• **Exercise goal**: Go through the data line by line. Copy each one holding the string "icon".

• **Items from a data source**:

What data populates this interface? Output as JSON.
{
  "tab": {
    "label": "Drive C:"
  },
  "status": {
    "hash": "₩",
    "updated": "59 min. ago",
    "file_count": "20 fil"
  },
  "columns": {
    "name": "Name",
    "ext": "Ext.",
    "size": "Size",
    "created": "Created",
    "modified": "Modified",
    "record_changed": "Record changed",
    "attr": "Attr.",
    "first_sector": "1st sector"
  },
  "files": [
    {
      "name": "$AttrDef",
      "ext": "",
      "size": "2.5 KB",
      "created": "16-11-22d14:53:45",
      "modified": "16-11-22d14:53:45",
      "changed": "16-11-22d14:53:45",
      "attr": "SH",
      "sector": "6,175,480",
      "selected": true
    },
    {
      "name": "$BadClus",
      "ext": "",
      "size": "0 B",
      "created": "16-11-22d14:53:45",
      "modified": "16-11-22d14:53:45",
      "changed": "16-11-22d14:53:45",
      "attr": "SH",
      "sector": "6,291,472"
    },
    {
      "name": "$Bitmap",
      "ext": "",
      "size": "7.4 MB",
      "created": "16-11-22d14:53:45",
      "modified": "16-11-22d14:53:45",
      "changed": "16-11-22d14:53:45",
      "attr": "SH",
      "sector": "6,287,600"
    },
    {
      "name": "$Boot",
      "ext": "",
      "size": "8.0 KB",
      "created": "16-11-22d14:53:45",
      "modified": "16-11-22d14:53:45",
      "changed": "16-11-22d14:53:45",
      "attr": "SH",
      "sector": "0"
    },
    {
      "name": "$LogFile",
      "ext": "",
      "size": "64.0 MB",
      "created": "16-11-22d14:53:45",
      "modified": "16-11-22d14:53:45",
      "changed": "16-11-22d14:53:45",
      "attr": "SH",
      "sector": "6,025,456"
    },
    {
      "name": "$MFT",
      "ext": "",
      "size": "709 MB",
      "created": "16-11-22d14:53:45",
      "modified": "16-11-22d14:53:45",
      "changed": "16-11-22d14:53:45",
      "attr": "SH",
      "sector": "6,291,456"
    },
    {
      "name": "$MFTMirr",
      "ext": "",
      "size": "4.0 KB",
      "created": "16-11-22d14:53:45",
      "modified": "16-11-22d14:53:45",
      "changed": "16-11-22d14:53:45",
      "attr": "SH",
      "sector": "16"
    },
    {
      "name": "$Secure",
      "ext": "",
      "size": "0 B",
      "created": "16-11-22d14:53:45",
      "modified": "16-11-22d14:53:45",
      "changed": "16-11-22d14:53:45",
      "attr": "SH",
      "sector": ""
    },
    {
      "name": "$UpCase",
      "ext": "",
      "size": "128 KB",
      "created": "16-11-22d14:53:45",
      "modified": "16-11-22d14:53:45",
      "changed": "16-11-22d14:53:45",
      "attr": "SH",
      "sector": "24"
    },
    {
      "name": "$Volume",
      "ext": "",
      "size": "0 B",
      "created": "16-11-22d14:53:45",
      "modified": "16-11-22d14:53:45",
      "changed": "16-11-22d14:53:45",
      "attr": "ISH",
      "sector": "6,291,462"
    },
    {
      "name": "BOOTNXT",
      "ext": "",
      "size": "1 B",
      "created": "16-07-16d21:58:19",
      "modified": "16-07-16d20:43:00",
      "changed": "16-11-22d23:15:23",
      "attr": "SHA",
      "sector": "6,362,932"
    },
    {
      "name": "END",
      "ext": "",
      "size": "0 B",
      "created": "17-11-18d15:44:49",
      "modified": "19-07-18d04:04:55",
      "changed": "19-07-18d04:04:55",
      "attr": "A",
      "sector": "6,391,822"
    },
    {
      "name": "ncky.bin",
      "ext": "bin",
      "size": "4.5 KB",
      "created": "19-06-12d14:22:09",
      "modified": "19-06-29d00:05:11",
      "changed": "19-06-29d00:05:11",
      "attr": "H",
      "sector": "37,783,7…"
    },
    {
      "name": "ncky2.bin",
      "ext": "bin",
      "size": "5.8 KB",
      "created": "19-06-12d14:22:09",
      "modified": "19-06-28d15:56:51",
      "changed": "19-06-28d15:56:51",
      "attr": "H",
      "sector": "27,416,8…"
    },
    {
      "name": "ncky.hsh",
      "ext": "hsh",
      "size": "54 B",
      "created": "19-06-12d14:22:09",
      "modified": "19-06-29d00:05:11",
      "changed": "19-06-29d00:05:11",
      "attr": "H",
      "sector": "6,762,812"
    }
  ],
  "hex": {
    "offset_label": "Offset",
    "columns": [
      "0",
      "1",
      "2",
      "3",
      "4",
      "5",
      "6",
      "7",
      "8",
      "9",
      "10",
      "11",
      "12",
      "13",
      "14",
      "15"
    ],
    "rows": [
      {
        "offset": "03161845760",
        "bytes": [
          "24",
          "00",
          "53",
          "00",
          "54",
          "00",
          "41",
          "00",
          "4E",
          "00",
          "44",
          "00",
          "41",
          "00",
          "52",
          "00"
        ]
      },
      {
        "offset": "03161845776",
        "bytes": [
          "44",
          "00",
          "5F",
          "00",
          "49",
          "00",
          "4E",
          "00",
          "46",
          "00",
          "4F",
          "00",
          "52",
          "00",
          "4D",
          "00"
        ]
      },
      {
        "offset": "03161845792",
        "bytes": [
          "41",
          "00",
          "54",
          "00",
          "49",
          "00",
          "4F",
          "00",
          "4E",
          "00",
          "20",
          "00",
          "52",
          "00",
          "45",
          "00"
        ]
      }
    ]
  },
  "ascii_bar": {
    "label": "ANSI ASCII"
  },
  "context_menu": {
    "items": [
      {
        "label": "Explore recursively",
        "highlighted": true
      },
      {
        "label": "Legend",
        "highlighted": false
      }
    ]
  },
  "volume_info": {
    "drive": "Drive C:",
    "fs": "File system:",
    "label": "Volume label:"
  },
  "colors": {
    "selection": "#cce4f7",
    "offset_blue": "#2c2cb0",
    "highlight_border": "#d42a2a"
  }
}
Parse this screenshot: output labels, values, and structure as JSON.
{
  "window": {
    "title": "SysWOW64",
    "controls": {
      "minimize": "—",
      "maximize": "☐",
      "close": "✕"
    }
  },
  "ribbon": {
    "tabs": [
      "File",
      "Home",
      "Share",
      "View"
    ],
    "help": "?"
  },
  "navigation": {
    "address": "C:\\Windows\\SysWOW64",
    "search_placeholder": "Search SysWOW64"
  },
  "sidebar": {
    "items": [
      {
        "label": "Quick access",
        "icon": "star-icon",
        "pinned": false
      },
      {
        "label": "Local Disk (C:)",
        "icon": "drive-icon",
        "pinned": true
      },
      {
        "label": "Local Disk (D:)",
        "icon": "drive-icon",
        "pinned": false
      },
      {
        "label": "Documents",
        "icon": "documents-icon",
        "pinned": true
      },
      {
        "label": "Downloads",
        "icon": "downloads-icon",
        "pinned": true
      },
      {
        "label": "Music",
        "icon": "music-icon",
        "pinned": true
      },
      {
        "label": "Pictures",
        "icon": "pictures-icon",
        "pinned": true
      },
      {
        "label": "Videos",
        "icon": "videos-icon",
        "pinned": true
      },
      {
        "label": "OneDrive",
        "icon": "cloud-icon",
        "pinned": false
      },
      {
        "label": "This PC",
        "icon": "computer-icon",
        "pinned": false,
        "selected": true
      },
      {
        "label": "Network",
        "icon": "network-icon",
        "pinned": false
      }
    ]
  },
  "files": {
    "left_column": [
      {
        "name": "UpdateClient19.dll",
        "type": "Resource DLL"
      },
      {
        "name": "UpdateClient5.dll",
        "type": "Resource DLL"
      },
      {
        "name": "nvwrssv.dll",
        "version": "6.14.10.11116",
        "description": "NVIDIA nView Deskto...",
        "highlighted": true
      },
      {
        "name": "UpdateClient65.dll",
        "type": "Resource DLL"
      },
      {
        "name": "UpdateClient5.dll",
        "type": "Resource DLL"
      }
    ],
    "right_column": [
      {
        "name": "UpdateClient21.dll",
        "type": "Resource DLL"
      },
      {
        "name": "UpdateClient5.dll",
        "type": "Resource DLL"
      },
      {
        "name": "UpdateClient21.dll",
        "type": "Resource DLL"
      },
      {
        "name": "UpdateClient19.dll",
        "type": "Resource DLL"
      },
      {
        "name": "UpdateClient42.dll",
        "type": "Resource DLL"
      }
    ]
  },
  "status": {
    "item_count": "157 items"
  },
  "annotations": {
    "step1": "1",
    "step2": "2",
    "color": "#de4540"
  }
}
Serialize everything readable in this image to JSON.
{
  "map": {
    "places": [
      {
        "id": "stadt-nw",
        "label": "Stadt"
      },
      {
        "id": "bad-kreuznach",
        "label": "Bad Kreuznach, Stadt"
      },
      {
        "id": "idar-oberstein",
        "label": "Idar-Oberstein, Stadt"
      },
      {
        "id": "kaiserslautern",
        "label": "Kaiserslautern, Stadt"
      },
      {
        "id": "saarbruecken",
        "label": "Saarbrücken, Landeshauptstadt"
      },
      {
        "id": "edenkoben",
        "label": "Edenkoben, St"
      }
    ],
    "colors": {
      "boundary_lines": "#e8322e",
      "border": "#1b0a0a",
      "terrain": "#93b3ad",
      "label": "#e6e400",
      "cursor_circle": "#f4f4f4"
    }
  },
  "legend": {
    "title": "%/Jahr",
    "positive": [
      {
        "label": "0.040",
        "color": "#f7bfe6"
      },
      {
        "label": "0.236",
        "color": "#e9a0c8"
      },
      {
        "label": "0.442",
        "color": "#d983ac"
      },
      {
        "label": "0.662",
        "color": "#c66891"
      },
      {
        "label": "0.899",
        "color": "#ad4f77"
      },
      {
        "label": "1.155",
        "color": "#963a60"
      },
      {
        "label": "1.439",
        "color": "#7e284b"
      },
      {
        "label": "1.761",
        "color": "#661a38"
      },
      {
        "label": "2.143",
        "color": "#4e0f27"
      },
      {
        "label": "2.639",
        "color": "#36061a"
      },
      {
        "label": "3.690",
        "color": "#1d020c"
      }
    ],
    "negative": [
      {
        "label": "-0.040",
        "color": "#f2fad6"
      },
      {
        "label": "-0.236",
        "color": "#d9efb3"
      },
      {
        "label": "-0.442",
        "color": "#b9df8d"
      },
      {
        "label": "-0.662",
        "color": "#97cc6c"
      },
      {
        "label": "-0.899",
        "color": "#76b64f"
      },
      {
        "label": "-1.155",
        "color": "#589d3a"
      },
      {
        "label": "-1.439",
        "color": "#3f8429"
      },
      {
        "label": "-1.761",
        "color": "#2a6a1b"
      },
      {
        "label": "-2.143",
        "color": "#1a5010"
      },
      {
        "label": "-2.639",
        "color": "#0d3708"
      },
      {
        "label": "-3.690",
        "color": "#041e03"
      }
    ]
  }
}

• **Exercise solution**:
        "icon": "star-icon",
        "icon": "drive-icon",
        "icon": "drive-icon",
        "icon": "documents-icon",
        "icon": "downloads-icon",
        "icon": "music-icon",
        "icon": "pictures-icon",
        "icon": "videos-icon",
        "icon": "cloud-icon",
        "icon": "computer-icon",
        "icon": "network-icon",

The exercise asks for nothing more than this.